- Paper. I worked for the Social Security Administration from 1976 through 1983. With my friend Sarah, we became the first workplace in downtown Providence to recycle office paper. We recycled boxes of outdated forms and computer paper, which the office burned through each week. We had to separate all of the paper (computer vs color vs white) and load them on the truck from Ecology Action for Rhode Island once a week. Unfortunately, the truck was always breaking down so Sarah and I frequently had to load the boxes into her VW Rabbit and my VW stationwagon and haul them over to Liz’s garage where Ecology Action stored the collected paper.
- Plastic bags. When I do end up with a plastic bag, I save them during the week and drop them into the recycling bin at the grocery store.
- Curbside recycling. Providence has curbside recycling for paper, newspapers, cardboard, #1 and 2 plastics and even textiles. (I wish they would take more plastics). They also take organic yard matter so we send them the stuff that doesn’t fit in our small compostor like branches and the leaves we simply don’t have room for. We rarely fill our regular trash bin, even half way.
- Clothing. Cotton socks with holes beyond repair are great for dusting. Torn cotton shirts make good rags. What can’t go into the yard sale or to Big Sisters will end up in the recycling bin.
Okay, that’s all I can think of for now. I’ll probably think of more things as soon as I send this to publish.
Wait… there is one thing more. Because we know we aren’t perfect and can’t do it all, we contribute to environmental causes. We believe in supporting organizations that are working hard to protect our land, water, air and diversity of life. We hope you will as well.
We’d be happy to share the small things that you’ve done in this column.
In just a few minutes, the 40+ board members, executive directors and staff who attended shared these words. Together, they described the perfect board experience.
Purpose. Vision. Wisdom. Humor. Joy. Passion. Shared Values. Dedication. Generosity. Insight. Productive. Patience. Flexibility. Common Ground. Perseverance. Investment. Struggle. Eye-opening. Community-building. Caring. Deep Caring. Collaboration. Diversity. Gratitude. Leadership. Creative. Integrity. Teamwork. Unity. Heaven. Rewarding. Brainstorming. Listening. Support. Respect. Commitment. Interactive. Different. Communication.
Last month, a thread came up on Twitter about Sprint’s customer service. I replied with a Tweet about my duplicate bill problem. Before the end of the day, I had a direct message from Twitter asking me to contact them directly and they would resolve the problem. I did and within another day, I received a phone call from customer service letting me know that the problem was solved.
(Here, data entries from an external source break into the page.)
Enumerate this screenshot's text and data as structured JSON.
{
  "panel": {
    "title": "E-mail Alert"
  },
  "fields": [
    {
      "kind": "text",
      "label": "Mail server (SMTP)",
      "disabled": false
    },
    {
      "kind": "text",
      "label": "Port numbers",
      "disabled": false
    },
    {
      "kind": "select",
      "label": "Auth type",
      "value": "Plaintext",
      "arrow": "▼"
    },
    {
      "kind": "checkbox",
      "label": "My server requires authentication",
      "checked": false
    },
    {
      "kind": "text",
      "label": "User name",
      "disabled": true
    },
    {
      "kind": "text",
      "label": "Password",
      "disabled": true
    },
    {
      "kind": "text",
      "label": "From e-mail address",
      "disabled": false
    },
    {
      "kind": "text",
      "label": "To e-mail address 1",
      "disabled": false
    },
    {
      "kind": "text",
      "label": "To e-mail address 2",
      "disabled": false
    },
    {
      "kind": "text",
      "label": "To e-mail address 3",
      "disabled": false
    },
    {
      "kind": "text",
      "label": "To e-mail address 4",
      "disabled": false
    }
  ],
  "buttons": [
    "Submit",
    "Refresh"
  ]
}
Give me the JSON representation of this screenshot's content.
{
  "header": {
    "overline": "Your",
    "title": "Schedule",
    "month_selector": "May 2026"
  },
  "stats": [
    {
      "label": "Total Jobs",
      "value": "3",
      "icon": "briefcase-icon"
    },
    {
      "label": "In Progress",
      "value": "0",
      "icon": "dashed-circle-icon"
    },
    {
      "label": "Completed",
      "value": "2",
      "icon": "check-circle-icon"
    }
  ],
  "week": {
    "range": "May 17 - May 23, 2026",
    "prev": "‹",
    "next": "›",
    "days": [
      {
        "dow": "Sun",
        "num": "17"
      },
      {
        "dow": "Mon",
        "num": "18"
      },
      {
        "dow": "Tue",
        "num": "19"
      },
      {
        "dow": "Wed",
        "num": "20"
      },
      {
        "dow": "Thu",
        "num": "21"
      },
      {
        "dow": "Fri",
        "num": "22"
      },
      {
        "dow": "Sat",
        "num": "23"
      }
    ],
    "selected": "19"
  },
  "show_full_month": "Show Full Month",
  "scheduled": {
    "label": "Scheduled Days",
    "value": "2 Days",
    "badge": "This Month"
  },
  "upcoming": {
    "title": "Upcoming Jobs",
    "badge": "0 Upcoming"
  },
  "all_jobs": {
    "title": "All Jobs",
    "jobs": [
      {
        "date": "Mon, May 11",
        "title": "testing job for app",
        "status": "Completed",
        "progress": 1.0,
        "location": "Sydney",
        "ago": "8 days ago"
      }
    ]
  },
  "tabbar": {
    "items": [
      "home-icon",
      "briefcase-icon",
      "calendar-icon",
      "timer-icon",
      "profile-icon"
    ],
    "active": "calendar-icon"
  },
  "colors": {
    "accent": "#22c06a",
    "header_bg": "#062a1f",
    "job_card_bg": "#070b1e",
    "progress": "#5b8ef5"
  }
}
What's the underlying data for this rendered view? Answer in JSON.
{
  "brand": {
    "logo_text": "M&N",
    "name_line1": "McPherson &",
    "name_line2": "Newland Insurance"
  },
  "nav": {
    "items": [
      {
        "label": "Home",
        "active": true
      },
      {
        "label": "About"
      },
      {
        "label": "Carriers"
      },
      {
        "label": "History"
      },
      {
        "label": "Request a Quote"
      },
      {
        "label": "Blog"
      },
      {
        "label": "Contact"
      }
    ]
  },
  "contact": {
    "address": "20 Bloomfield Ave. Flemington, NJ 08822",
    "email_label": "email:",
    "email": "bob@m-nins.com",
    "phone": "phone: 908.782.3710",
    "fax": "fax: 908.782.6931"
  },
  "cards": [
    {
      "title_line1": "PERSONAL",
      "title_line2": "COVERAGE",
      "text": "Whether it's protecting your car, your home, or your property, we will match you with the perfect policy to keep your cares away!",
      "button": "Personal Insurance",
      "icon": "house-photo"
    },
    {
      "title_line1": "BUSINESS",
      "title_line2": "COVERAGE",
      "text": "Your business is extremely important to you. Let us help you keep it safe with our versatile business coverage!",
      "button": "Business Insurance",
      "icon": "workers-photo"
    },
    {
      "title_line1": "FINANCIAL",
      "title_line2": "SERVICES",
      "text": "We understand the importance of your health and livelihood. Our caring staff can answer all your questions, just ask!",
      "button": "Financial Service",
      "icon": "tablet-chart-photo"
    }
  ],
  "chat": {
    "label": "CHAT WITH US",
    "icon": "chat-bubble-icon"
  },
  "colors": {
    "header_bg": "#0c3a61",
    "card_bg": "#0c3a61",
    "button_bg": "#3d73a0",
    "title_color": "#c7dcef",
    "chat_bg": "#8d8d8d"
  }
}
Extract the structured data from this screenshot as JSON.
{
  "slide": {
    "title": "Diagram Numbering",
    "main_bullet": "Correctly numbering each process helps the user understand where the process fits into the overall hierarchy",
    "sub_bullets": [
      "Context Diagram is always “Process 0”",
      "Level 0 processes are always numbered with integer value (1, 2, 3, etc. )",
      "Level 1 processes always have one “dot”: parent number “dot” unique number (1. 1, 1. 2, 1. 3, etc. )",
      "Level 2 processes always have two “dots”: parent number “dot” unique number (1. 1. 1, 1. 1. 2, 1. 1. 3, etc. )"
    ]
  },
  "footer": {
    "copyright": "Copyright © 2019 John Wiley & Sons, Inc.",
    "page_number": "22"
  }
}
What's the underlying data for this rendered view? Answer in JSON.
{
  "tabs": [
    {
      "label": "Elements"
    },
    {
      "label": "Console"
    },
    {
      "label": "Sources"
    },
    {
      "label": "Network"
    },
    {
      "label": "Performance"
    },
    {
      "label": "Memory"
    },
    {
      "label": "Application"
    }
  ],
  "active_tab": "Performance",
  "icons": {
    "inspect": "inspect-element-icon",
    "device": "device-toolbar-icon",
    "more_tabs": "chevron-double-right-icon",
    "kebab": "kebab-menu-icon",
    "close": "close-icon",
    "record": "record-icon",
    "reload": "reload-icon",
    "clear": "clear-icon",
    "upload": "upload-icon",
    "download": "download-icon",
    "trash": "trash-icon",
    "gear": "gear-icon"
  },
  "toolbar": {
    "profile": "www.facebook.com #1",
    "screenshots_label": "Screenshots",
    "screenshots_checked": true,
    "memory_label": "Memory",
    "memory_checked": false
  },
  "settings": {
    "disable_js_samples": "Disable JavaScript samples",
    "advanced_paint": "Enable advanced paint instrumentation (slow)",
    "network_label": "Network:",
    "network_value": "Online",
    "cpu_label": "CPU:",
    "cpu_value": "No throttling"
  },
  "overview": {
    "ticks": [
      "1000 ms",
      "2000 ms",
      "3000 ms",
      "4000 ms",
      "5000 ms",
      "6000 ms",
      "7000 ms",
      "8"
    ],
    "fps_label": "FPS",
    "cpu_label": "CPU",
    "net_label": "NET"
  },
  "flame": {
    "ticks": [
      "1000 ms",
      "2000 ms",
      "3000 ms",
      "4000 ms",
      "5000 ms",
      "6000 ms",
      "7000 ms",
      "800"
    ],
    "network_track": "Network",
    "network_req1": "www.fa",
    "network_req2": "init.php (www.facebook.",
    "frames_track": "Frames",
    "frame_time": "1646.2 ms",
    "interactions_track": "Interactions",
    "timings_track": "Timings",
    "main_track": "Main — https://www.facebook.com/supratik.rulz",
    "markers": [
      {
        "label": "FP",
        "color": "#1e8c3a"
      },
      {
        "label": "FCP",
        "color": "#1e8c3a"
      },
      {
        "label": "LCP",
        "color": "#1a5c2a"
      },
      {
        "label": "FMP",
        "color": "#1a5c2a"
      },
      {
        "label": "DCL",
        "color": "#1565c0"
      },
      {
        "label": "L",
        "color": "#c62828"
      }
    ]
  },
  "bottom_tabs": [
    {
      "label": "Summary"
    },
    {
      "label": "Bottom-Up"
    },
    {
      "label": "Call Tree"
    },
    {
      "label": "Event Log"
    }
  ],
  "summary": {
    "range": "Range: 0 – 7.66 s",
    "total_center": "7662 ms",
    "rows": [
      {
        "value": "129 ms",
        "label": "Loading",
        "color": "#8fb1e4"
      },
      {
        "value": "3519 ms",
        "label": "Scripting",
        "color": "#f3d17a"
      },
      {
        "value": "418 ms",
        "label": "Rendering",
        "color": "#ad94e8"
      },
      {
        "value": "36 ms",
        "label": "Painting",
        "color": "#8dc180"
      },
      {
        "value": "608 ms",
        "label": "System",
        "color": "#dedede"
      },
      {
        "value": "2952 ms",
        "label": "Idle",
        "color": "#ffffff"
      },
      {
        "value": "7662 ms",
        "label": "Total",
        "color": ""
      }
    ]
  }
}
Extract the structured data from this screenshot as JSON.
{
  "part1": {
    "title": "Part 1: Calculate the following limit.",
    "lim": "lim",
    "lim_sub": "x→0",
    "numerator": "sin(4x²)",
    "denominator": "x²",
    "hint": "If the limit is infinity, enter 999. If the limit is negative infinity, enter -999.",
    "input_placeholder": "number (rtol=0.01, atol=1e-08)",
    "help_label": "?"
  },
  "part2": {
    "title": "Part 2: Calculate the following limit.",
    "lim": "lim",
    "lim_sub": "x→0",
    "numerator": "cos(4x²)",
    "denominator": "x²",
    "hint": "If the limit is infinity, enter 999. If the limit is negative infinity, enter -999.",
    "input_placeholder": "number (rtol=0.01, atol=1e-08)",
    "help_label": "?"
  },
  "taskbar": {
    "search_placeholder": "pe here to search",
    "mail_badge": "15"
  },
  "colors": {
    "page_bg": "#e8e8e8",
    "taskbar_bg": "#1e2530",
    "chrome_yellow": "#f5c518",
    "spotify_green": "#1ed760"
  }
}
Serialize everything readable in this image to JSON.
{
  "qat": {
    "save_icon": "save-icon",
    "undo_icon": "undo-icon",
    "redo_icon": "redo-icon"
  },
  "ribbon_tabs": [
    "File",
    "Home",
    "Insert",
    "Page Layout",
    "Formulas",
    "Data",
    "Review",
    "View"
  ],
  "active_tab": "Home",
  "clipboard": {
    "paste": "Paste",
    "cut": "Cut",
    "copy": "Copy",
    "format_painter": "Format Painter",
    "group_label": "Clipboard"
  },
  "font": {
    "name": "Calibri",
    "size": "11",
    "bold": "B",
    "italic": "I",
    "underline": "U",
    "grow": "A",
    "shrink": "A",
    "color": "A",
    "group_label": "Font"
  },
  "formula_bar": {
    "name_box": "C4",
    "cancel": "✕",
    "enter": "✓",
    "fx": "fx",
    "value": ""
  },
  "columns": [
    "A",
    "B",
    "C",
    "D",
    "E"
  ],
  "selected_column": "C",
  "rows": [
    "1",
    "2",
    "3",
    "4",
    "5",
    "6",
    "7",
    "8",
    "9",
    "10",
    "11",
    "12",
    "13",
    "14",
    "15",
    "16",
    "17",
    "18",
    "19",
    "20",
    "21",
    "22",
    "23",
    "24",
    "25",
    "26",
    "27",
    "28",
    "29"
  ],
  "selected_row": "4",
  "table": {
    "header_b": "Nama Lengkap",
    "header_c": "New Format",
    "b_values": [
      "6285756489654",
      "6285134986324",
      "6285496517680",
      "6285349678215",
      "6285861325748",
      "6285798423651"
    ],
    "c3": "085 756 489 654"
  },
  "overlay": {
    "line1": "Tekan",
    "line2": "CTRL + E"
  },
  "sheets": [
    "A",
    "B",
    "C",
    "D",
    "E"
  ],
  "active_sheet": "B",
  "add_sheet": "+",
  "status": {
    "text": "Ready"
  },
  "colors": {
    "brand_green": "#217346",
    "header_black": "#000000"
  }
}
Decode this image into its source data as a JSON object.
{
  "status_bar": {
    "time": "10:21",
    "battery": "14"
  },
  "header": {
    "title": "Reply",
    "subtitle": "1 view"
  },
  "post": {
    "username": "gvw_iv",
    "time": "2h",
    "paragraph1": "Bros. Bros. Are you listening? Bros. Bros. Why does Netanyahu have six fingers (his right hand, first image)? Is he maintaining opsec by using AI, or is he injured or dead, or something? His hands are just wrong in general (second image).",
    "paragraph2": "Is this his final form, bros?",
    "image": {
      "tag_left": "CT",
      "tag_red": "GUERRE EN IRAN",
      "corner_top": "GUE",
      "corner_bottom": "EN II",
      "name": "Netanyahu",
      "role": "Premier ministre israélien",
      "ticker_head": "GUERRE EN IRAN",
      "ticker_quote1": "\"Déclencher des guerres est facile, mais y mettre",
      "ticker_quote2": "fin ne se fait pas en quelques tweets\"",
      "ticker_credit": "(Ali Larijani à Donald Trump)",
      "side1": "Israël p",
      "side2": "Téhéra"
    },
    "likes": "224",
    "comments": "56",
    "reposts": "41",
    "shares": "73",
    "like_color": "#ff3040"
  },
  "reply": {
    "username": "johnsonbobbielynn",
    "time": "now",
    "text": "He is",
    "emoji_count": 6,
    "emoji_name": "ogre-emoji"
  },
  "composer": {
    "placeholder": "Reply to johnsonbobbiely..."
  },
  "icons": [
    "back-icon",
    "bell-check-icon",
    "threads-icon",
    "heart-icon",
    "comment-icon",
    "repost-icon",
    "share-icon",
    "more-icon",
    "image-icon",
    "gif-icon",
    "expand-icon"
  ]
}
What do litter, chicken poop, college debt and global warming have in common? They all involve someone passing their mess to someone else.
Did we all ignore our parents when they told us we needed to clean up our mess and not leave it behind for the next person?